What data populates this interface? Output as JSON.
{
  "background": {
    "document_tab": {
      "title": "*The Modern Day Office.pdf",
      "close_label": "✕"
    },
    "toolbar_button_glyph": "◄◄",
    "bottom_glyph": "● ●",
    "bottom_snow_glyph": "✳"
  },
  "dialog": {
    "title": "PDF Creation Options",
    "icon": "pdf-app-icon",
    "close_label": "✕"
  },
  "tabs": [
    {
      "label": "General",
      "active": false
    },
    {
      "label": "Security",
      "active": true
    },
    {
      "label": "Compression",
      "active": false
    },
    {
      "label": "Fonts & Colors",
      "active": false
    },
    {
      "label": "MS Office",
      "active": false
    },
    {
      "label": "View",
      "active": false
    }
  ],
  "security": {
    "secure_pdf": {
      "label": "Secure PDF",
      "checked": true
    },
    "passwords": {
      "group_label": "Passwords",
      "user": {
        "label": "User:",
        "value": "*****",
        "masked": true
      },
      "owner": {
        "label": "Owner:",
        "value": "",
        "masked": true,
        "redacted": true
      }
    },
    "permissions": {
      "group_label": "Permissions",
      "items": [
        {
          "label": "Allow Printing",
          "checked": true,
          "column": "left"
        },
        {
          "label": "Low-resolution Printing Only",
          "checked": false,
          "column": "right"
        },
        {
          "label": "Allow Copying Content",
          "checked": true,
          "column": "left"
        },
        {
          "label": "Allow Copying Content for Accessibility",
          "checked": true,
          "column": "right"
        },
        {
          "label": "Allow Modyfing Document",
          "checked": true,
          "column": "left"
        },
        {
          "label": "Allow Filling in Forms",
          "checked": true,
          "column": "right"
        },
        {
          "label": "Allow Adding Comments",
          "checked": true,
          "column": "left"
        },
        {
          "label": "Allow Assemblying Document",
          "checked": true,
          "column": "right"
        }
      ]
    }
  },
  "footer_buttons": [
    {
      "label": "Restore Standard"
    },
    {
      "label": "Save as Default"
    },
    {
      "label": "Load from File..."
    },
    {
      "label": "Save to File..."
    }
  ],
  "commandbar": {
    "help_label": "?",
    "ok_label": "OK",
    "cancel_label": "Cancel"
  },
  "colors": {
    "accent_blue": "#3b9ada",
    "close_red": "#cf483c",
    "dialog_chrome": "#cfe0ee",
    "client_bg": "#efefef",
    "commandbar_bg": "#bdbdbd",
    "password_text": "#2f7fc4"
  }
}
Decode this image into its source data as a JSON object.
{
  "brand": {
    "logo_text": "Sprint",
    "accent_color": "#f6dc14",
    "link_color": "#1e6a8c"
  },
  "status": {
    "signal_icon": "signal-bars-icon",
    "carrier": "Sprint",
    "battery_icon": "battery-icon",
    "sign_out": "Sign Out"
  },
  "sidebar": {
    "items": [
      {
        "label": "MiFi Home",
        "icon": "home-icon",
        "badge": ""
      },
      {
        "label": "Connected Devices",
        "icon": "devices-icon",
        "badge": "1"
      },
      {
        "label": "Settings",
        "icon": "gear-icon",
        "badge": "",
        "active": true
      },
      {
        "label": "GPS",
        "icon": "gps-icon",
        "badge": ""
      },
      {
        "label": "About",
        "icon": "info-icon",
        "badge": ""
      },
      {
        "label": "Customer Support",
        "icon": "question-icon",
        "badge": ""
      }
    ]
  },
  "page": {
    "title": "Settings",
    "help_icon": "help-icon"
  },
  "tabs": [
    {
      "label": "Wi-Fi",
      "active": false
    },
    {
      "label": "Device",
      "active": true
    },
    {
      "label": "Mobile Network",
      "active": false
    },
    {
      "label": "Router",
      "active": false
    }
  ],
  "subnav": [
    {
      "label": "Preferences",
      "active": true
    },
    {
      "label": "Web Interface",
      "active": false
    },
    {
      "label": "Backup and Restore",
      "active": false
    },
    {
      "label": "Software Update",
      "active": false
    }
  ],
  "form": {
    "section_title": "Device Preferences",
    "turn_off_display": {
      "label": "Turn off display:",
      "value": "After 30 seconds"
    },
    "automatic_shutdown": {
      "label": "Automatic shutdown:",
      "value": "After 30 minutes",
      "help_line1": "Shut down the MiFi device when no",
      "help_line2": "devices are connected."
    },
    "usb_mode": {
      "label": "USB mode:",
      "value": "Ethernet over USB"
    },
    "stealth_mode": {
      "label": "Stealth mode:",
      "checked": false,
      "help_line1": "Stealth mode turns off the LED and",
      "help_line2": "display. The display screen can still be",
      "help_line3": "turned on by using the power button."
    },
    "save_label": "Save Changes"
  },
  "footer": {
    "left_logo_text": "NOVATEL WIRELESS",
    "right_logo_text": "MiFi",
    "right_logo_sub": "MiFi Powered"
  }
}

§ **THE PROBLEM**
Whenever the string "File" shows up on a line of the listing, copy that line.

§ **RESPONSE FOR THIS EXERCISE**
      "label": "Load from File..."
      "label": "Save to File..."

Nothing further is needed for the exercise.